The projects require students to dig deep. Lemme’s research went beyond the interviewing. She connected the discussions of the past to the towns’ current lives.
“The metaphor I used was a kaleidoscope. Everything is being re-created continuously so how people think of the past is how they act in the town, and that shapes how people present the town and that shapes how people who visit think about the history and what is a cowboy town.”
Students also learn to overcome obstacles in their projects. Brady Falk has always been interested in healthy lifestyles and wearable technology. He wanted to develop a workout shirt that integrated sensors to measure performance, such as heart rate.
Until he discovered that the Ralph Lauren company had just put that product on the market.
“I was disappointed because I had wanted to use this project as a starter to maybe start my own company,” he said.
So he pivoted.
“I want to see how far I could push the technology,” said Falk, who is a biomedical engineering major.
“A lot of people use this technology for everyday activity, but nobody had done it for military. I’m trying to predict fatigue in military personnel in the field.”
Falk is testing the shirt on real people, but he said that most of his work involved researching the research long before he put any subjects on a treadmill.
Many of the Barrett students must work with ASU’s Institutional Review Board, which must approve all research involving people. That process, and making revisions to research methods, can take weeks and disrupt deadlines.
“They wanted to make sure the facility I would be using would be well kept with trainers there,” Falk said. “They're very thorough, as they should be.”
Sierra Morris sent out an anonymous, online survey as part of her project and said the IRB approval took nearly three weeks. Her project is titled “Sex Trafficking Victim Identification in the Medical Setting.”
Morris interned at Obesity Solutions, an ASU initiative in partnership with the Mayor Clinic.
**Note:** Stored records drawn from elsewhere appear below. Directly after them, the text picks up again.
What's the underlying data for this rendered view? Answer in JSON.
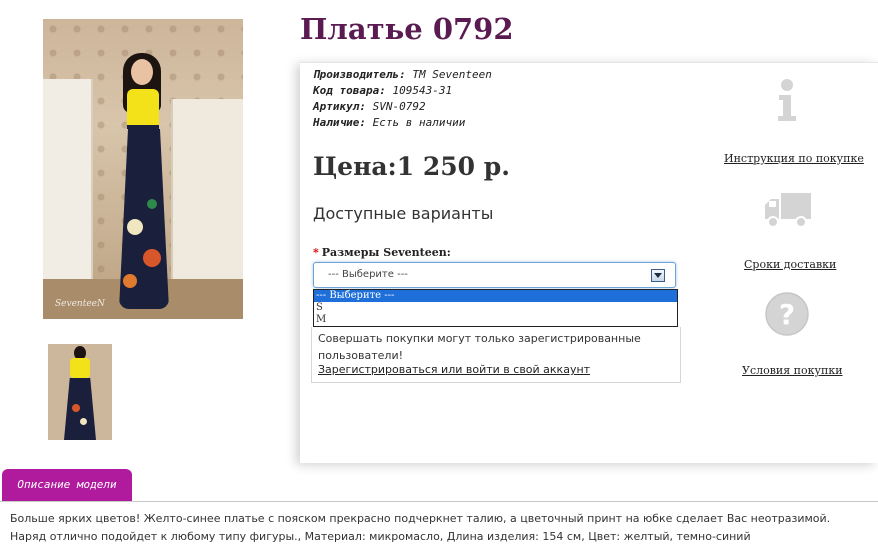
{
  "product": {
    "title": "Платье 0792",
    "specs": [
      {
        "label": "Производитель:",
        "value": "TM Seventeen"
      },
      {
        "label": "Код товара:",
        "value": "109543-31"
      },
      {
        "label": "Артикул:",
        "value": "SVN-0792"
      },
      {
        "label": "Наличие:",
        "value": "Есть в наличии"
      }
    ],
    "price": "Цена:1 250 р.",
    "variants_heading": "Доступные варианты",
    "size_label_required": "*",
    "size_label": "Размеры Seventeen:",
    "size_select_value": "--- Выберите ---",
    "size_options": [
      "--- Выберите ---",
      "S",
      "M"
    ],
    "notice_text": "Совершать покупки могут только зарегистрированные пользователи!",
    "notice_link": "Зарегистрироваться или войти в свой аккаунт",
    "image_signature": "SeventeeN"
  },
  "sidebar": {
    "links": [
      {
        "icon": "info-icon",
        "label": "Инструкция по покупке"
      },
      {
        "icon": "truck-icon",
        "label": "Сроки доставки"
      },
      {
        "icon": "question-icon",
        "label": "Условия покупки"
      }
    ]
  },
  "description": {
    "tab_label": "Описание модели",
    "text": "Больше ярких цветов! Желто-синее платье с пояском прекрасно подчеркнет талию, а цветочный принт на юбке сделает Вас неотразимой. Наряд отлично подойдет к любому типу фигуры., Материал: микромасло, Длина изделия: 154 см, Цвет: желтый, темно-синий"
  },
  "colors": {
    "title": "#5a1a52",
    "tab": "#b01a9c",
    "select_highlight": "#1e6fd9",
    "icon_gray": "#d4d4d4"
  }
}
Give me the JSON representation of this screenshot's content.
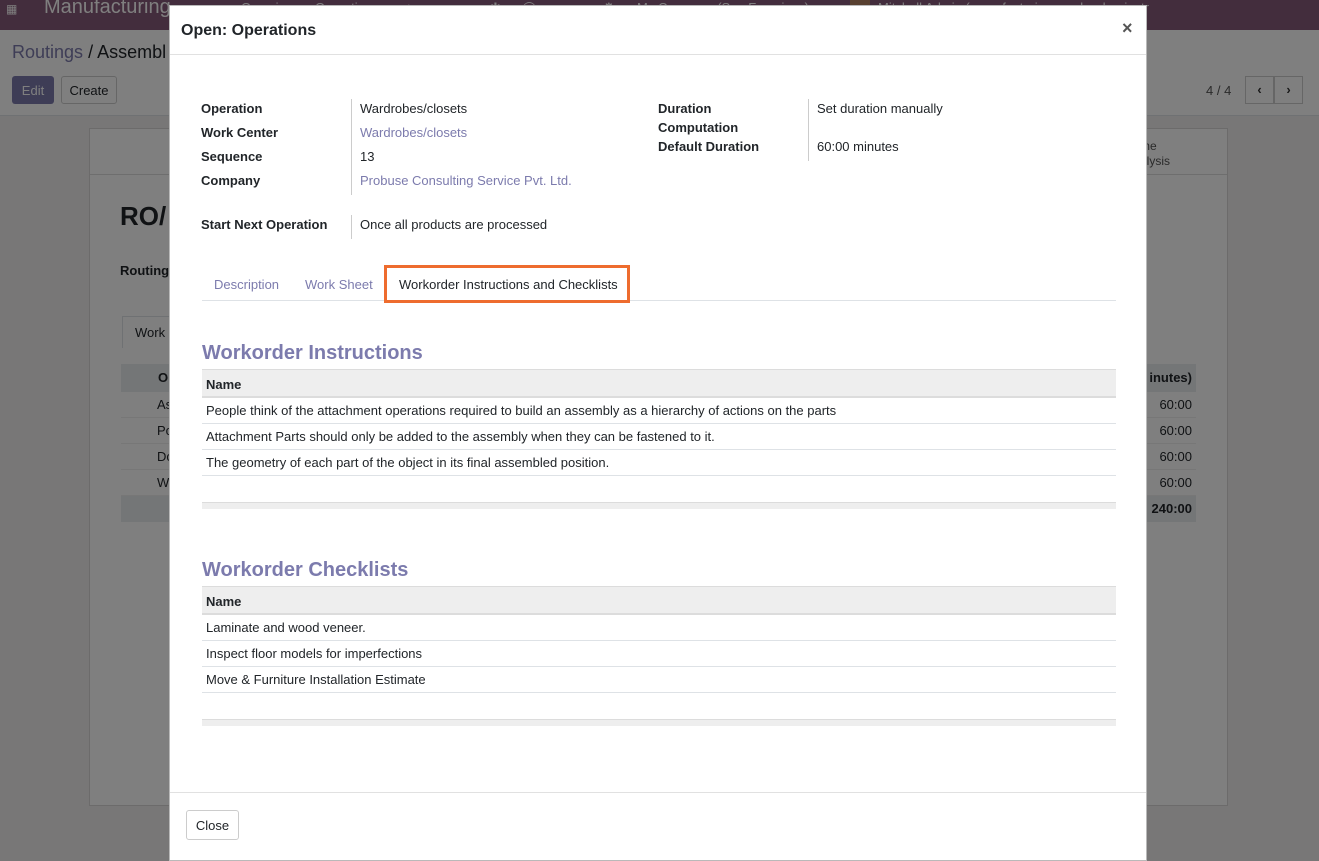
{
  "navbar": {
    "app_name": "Manufacturing",
    "menu_overview": "Overview",
    "menu_operations": "Operations",
    "company": "My Company (San Francisco)",
    "user": "Mitchell Admin (manufacturing_workorder_instr"
  },
  "control_panel": {
    "breadcrumb_root": "Routings",
    "breadcrumb_sep": "/",
    "breadcrumb_current": "Assembl",
    "edit_label": "Edit",
    "create_label": "Create",
    "pager": "4 / 4"
  },
  "background_form": {
    "statusbar_text_1": "me",
    "statusbar_text_2": "alysis",
    "title": "RO/",
    "routing_label": "Routing",
    "tab_label": "Work",
    "col_first": "O",
    "col_last": "inutes)",
    "rows": [
      {
        "c1": "As",
        "c2": "60:00"
      },
      {
        "c1": "Pc",
        "c2": "60:00"
      },
      {
        "c1": "Dc",
        "c2": "60:00"
      },
      {
        "c1": "W",
        "c2": "60:00"
      }
    ],
    "total": "240:00"
  },
  "modal": {
    "title": "Open: Operations",
    "close_x": "×",
    "fields": {
      "operation_label": "Operation",
      "operation_value": "Wardrobes/closets",
      "work_center_label": "Work Center",
      "work_center_value": "Wardrobes/closets",
      "sequence_label": "Sequence",
      "sequence_value": "13",
      "company_label": "Company",
      "company_value": "Probuse Consulting Service Pvt. Ltd.",
      "duration_label_1": "Duration",
      "duration_label_2": "Computation",
      "duration_value": "Set duration manually",
      "default_duration_label": "Default Duration",
      "default_duration_value": "60:00 minutes",
      "start_next_label": "Start Next Operation",
      "start_next_value": "Once all products are processed"
    },
    "tabs": [
      {
        "label": "Description"
      },
      {
        "label": "Work Sheet"
      },
      {
        "label": "Workorder Instructions and Checklists"
      }
    ],
    "instructions": {
      "title": "Workorder Instructions",
      "column": "Name",
      "rows": [
        "People think of the attachment operations required to build an assembly as a hierarchy of actions on the parts",
        "Attachment Parts should only be added to the assembly when they can be fastened to it.",
        "The geometry of each part of the object in its final assembled position."
      ]
    },
    "checklists": {
      "title": "Workorder Checklists",
      "column": "Name",
      "rows": [
        "Laminate and wood veneer.",
        "Inspect floor models for imperfections",
        "Move & Furniture Installation Estimate"
      ]
    },
    "close_button": "Close"
  },
  "colors": {
    "brand": "#875a7b",
    "link": "#7c7bad",
    "highlight": "#ee6c2e"
  }
}
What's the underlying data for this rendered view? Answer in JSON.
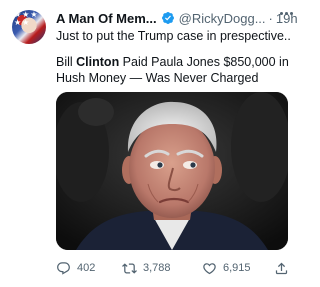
{
  "tweet": {
    "display_name": "A Man Of Mem...",
    "handle": "@RickyDogg...",
    "separator": "·",
    "time": "19h",
    "text_line1": "Just to put the Trump case in prespective....",
    "text_part1": "Bill ",
    "text_bold": "Clinton",
    "text_part2": " Paid Paula Jones $850,000 in Hush Money — Was Never Charged",
    "actions": {
      "replies": "402",
      "retweets": "3,788",
      "likes": "6,915"
    }
  },
  "icons": {
    "verified": "verified-badge-icon",
    "more": "more-icon",
    "reply": "reply-icon",
    "retweet": "retweet-icon",
    "like": "heart-icon",
    "share": "share-icon"
  },
  "colors": {
    "verified": "#1d9bf0",
    "secondary_text": "#536471",
    "primary_text": "#0f1419"
  }
}
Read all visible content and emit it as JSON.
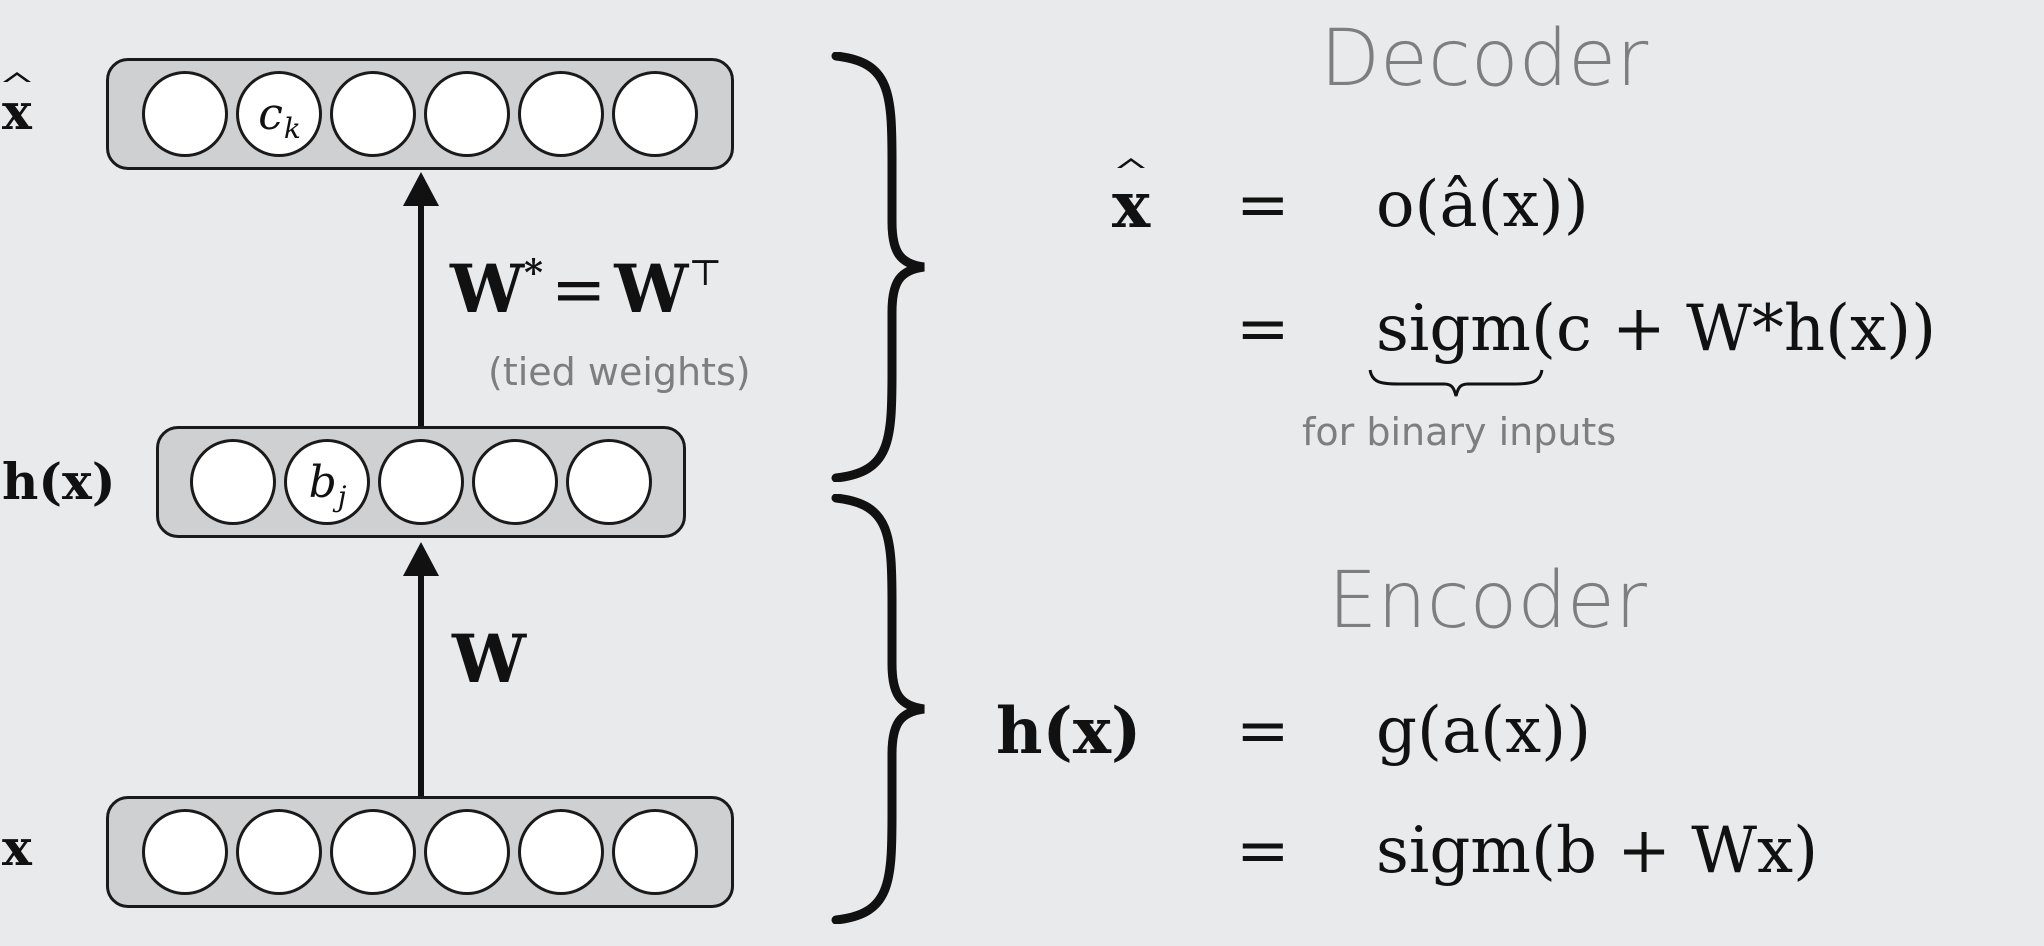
{
  "layers": {
    "output": {
      "label": "x̂",
      "labelBold": "x",
      "units": [
        "",
        "c_k",
        "",
        "",
        "",
        ""
      ],
      "unit_label": "c",
      "unit_sub": "k"
    },
    "hidden": {
      "label": "h(x)",
      "units": [
        "",
        "b_j",
        "",
        "",
        ""
      ],
      "unit_label": "b",
      "unit_sub": "j"
    },
    "input": {
      "label": "x",
      "units": [
        "",
        "",
        "",
        "",
        "",
        ""
      ]
    }
  },
  "weights": {
    "decoder_label_W": "W",
    "decoder_star": "*",
    "decoder_eq": "=",
    "decoder_WT": "W",
    "decoder_T": "⊤",
    "decoder_note": "(tied weights)",
    "encoder_label": "W"
  },
  "decoder": {
    "title": "Decoder",
    "line1": {
      "lhs": "x",
      "eq": "=",
      "rhs": "o(â(x))"
    },
    "line2": {
      "eq": "=",
      "func": "sigm",
      "rhs": "(c + W*h(x))"
    },
    "note": "for binary inputs"
  },
  "encoder": {
    "title": "Encoder",
    "line1": {
      "lhs": "h(x)",
      "eq": "=",
      "rhs": "g(a(x))"
    },
    "line2": {
      "eq": "=",
      "rhs": "sigm(b + Wx)"
    }
  },
  "colors": {
    "background": "#e9eaec",
    "layer_fill": "#cfd0d2",
    "gray_text": "#7d7e80"
  }
}
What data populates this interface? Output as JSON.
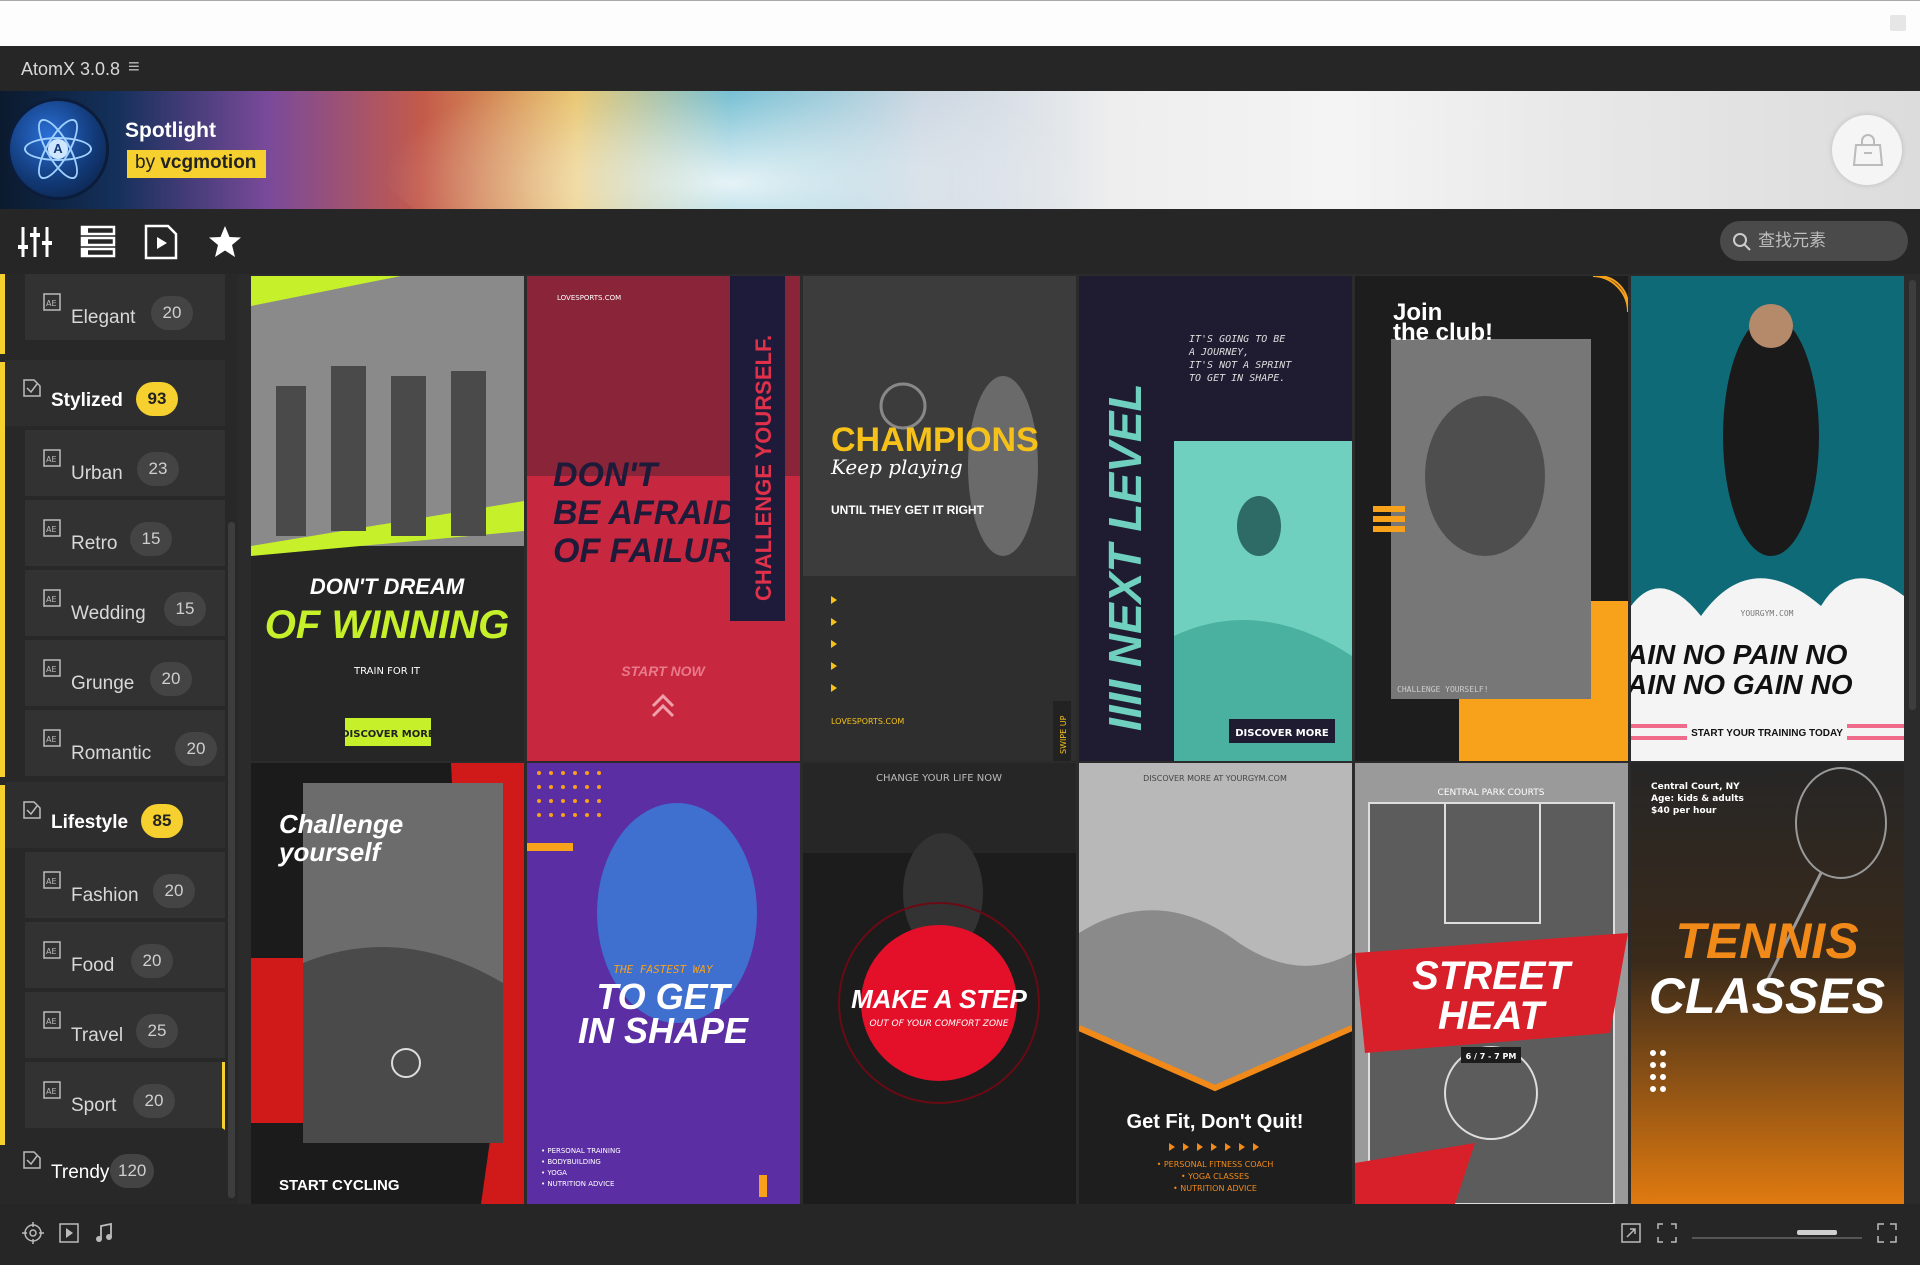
{
  "app": {
    "title": "AtomX 3.0.8",
    "menu_icon": "hamburger-icon"
  },
  "banner": {
    "pack_name": "Spotlight",
    "by_prefix": "by",
    "by_author": "vcgmotion",
    "cart_icon": "shopping-bag-icon"
  },
  "toolbar": {
    "icons": [
      "sliders-icon",
      "list-icon",
      "media-file-icon",
      "star-icon"
    ],
    "search_placeholder": "查找元素"
  },
  "sidebar": {
    "items": [
      {
        "label": "Elegant",
        "count": "20",
        "level": "sub"
      },
      {
        "label": "Stylized",
        "count": "93",
        "level": "top"
      },
      {
        "label": "Urban",
        "count": "23",
        "level": "sub"
      },
      {
        "label": "Retro",
        "count": "15",
        "level": "sub"
      },
      {
        "label": "Wedding",
        "count": "15",
        "level": "sub"
      },
      {
        "label": "Grunge",
        "count": "20",
        "level": "sub"
      },
      {
        "label": "Romantic",
        "count": "20",
        "level": "sub"
      },
      {
        "label": "Lifestyle",
        "count": "85",
        "level": "top"
      },
      {
        "label": "Fashion",
        "count": "20",
        "level": "sub"
      },
      {
        "label": "Food",
        "count": "20",
        "level": "sub"
      },
      {
        "label": "Travel",
        "count": "25",
        "level": "sub"
      },
      {
        "label": "Sport",
        "count": "20",
        "level": "sub"
      },
      {
        "label": "Trendy",
        "count": "120",
        "level": "top"
      }
    ]
  },
  "colors": {
    "accent": "#f6d02e",
    "bg": "#2b2b2b",
    "panel": "#262626"
  },
  "cards": [
    {
      "lines": [
        "DON'T DREAM",
        "OF WINNING",
        "TRAIN FOR IT",
        "DISCOVER MORE"
      ]
    },
    {
      "lines": [
        "LOVESPORTS.COM",
        "DON'T",
        "BE AFRAID",
        "OF FAILURE",
        "CHALLENGE YOURSELF.",
        "START NOW"
      ]
    },
    {
      "lines": [
        "CHAMPIONS",
        "Keep playing",
        "UNTIL THEY GET IT RIGHT",
        "LOVESPORTS.COM",
        "SWIPE UP"
      ]
    },
    {
      "lines": [
        "IIII NEXT LEVEL",
        "IT'S GOING TO BE",
        "A JOURNEY,",
        "IT'S NOT A SPRINT",
        "TO GET IN SHAPE.",
        "DISCOVER MORE"
      ]
    },
    {
      "lines": [
        "Join",
        "the club!",
        "CHALLENGE YOURSELF!"
      ]
    },
    {
      "lines": [
        "YOURGYM.COM",
        "AIN NO PAIN NO",
        "AIN NO GAIN NO",
        "START YOUR TRAINING TODAY"
      ]
    },
    {
      "lines": [
        "Challenge",
        "yourself",
        "START CYCLING"
      ]
    },
    {
      "lines": [
        "THE FASTEST WAY",
        "TO GET",
        "IN SHAPE",
        "• PERSONAL TRAINING",
        "• BODYBUILDING",
        "• YOGA",
        "• NUTRITION ADVICE"
      ]
    },
    {
      "lines": [
        "CHANGE YOUR LIFE NOW",
        "MAKE A STEP",
        "OUT OF YOUR COMFORT ZONE"
      ]
    },
    {
      "lines": [
        "DISCOVER MORE AT YOURGYM.COM",
        "Get Fit, Don't Quit!",
        "• PERSONAL FITNESS COACH",
        "• YOGA CLASSES",
        "• NUTRITION ADVICE"
      ]
    },
    {
      "lines": [
        "CENTRAL PARK COURTS",
        "STREET",
        "HEAT",
        "6 / 7 - 7 PM"
      ]
    },
    {
      "lines": [
        "Central Court, NY",
        "Age: kids & adults",
        "$40 per hour",
        "TENNIS",
        "CLASSES"
      ]
    }
  ]
}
She was asked to create a curriculum about healthy lifestyle choices for girls who are at risk for becoming sex-trafficking victims. That piqued her interest in the topic, so she worked with Dominque Roe-Sepowitz, an associate professor at ASU’s School of Social Work in the Office of Sex Trafficking Intervention Research. Morris created a 17-question survey for health-care providers about identifying and helping patients who might be victims.
“We wanted to find out whether they knew how to identify if someone presented with similar symptoms of a sex-trafficking symptoms and whether they had any rules in place for handling it if they identified if somebody might be trafficked,” said Morris, a global health major.
She found a lack of awareness.
“And for the people that knew how to identify if someone was being trafficked, it seemed like there was no policy in place for reporting, and a lot of people didn’t know where to refer out in the community for resources.”
Her project will fulfill a need for the School of Social Work, which could use the results to develop a training module for health-care providers.
Morris saw a unique perspective as she researched sex trafficking.
“In other countries, sex trafficking is often when someone is held against their will, but here, the individual who is trafficked thinks they are in a relationship with the trafficker. There’s a lot of coercion.”